And so, as you observe, focusing on changing or controlling the behavior, such as overeating, does not address the real problem. For we are only modifying an external symptom, or effect, of the guilt without addressing the cause, the guilt itself, which, remaining unexamined, we will continue to believe is real. Consequently, we will look to project the unbearable but nevertheless illusory guilt onto some other external form, perhaps another addiction. Early in A Course in Miracles Jesus speaks of how controlling or changing behavior, without addressing the mind, simply produces strain, which is intolerable, leading usually to rage and further projection (T.2.VI.5).
Now this does not mean that there is no value in developing some discipline and bringing out-of- control behavior under control, especially if the addiction is physically or emotionally damaging to us, thereby reinforcing the guilt in our minds. And the choice to bring about a helpful external shift may certainly reflect a real but still perhaps unconscious desire for an inner shift from the ego to the Holy Spirit as our teacher. But at some stage in our learning, we will come to recognize that guilt in the mind is always the only problem.

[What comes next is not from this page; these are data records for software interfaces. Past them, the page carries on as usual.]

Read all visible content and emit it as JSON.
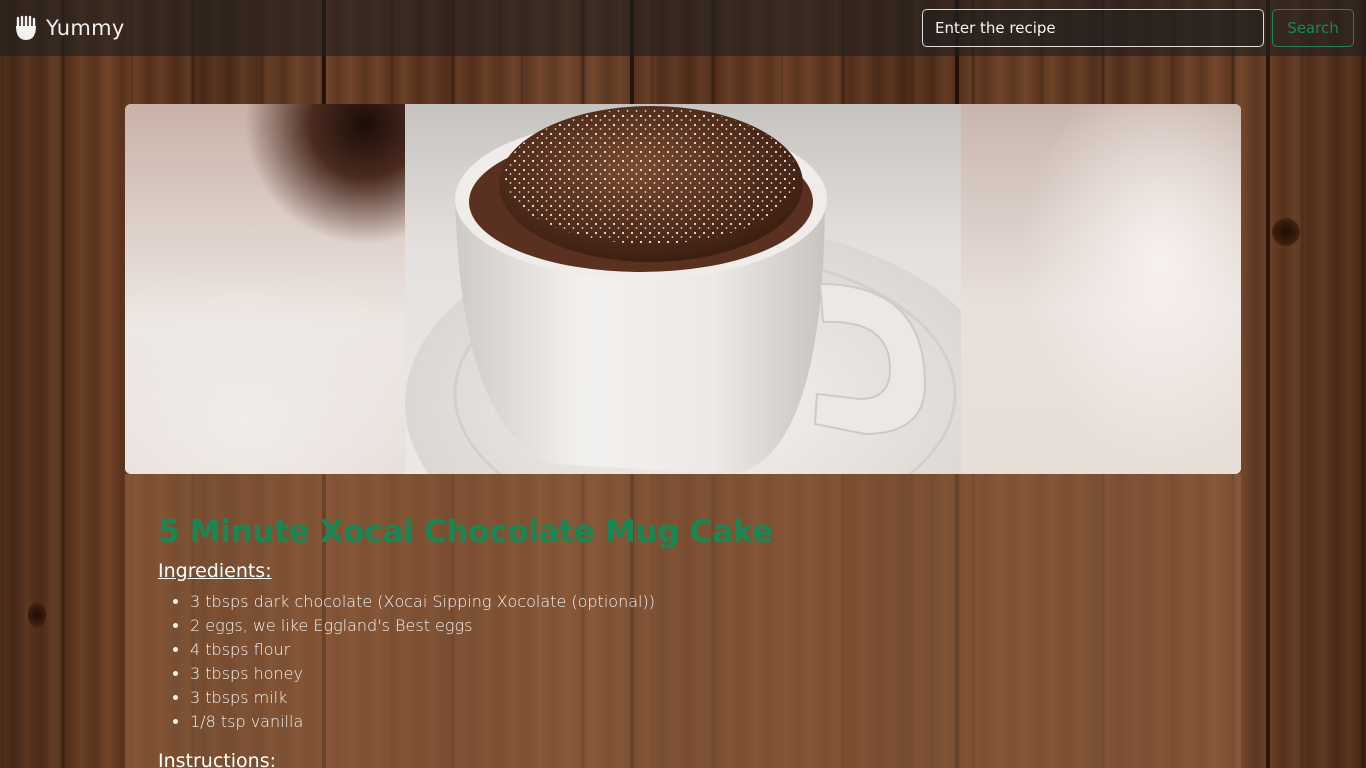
{
  "navbar": {
    "brand": "Yummy",
    "brand_icon": "hand-food-icon",
    "search_placeholder": "Enter the recipe",
    "search_button": "Search",
    "accent_color": "#198754"
  },
  "recipe": {
    "title": "5 Minute Xocai Chocolate Mug Cake",
    "ingredients_heading": "Ingredients:",
    "ingredients": [
      "3 tbsps dark chocolate (Xocai Sipping Xocolate (optional))",
      "2 eggs, we like Eggland's Best eggs",
      "4 tbsps flour",
      "3 tbsps honey",
      "3 tbsps milk",
      "1/8 tsp vanilla"
    ],
    "instructions_heading": "Instructions:"
  }
}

Only through recognizing its inevitable projection out onto the world of form do we begin to become aware of it in our mind, where we can make a meaningful choice for its release.
A single tape by Kenneth Wapnick, as well as a small book transcribed and edited from the tape, both titled Overeating: A Dialogue, explore the issue of overeating in greater depth. The material, while addressing food addictions, can be applied to any addiction, since the content is always the same. There is also additional discussion of addictions from the Course’s perspective in Questions #30 and #57.